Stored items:
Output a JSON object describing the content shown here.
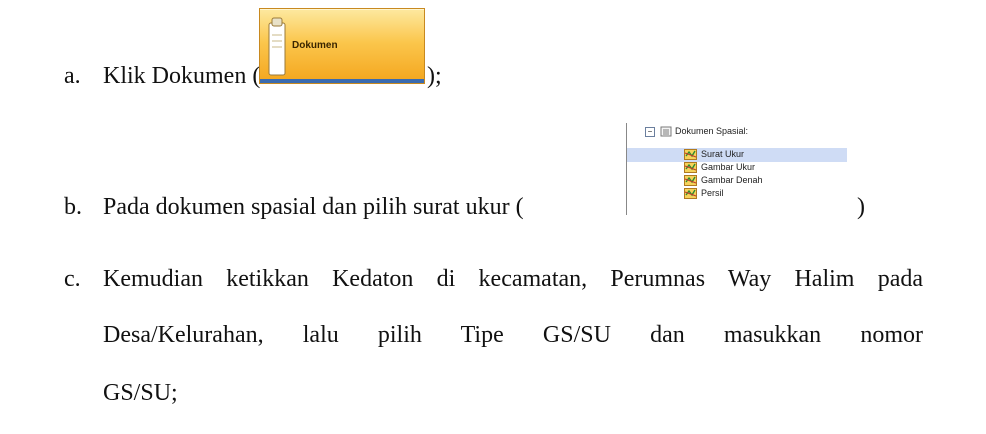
{
  "items": {
    "a": {
      "marker": "a.",
      "text_before": "Klik Dokumen (",
      "text_after": ");"
    },
    "b": {
      "marker": "b.",
      "text_before": "Pada dokumen spasial dan pilih surat ukur (",
      "text_after": ")"
    },
    "c": {
      "marker": "c.",
      "line1": "Kemudian ketikkan Kedaton di kecamatan, Perumnas Way Halim pada",
      "line2": "Desa/Kelurahan, lalu pilih Tipe GS/SU dan masukkan nomor",
      "line3": "GS/SU;"
    }
  },
  "dokumen_button": {
    "label": "Dokumen",
    "icon": "document-icon"
  },
  "tree": {
    "root": {
      "label": "Dokumen Spasial:",
      "icon": "folder-icon",
      "toggle": "−"
    },
    "children": [
      {
        "label": "Surat Ukur",
        "icon": "map-icon",
        "selected": true
      },
      {
        "label": "Gambar Ukur",
        "icon": "map-icon",
        "selected": false
      },
      {
        "label": "Gambar Denah",
        "icon": "map-icon",
        "selected": false
      },
      {
        "label": "Persil",
        "icon": "map-icon",
        "selected": false
      }
    ]
  }
}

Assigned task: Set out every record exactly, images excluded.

Problem solution:
Output a JSON object describing the content shown here.
{
  "items": {
    "a": {
      "marker": "a.",
      "text_before": "Klik Dokumen (",
      "text_after": ");"
    },
    "b": {
      "marker": "b.",
      "text_before": "Pada dokumen spasial dan pilih surat ukur (",
      "text_after": ")"
    },
    "c": {
      "marker": "c.",
      "line1": "Kemudian ketikkan Kedaton di kecamatan, Perumnas Way Halim pada",
      "line2": "Desa/Kelurahan, lalu pilih Tipe GS/SU dan masukkan nomor",
      "line3": "GS/SU;"
    }
  },
  "dokumen_button": {
    "label": "Dokumen",
    "icon": "document-icon"
  },
  "tree": {
    "root": {
      "label": "Dokumen Spasial:",
      "icon": "folder-icon",
      "toggle": "−"
    },
    "children": [
      {
        "label": "Surat Ukur",
        "icon": "map-icon",
        "selected": true
      },
      {
        "label": "Gambar Ukur",
        "icon": "map-icon",
        "selected": false
      },
      {
        "label": "Gambar Denah",
        "icon": "map-icon",
        "selected": false
      },
      {
        "label": "Persil",
        "icon": "map-icon",
        "selected": false
      }
    ]
  }
}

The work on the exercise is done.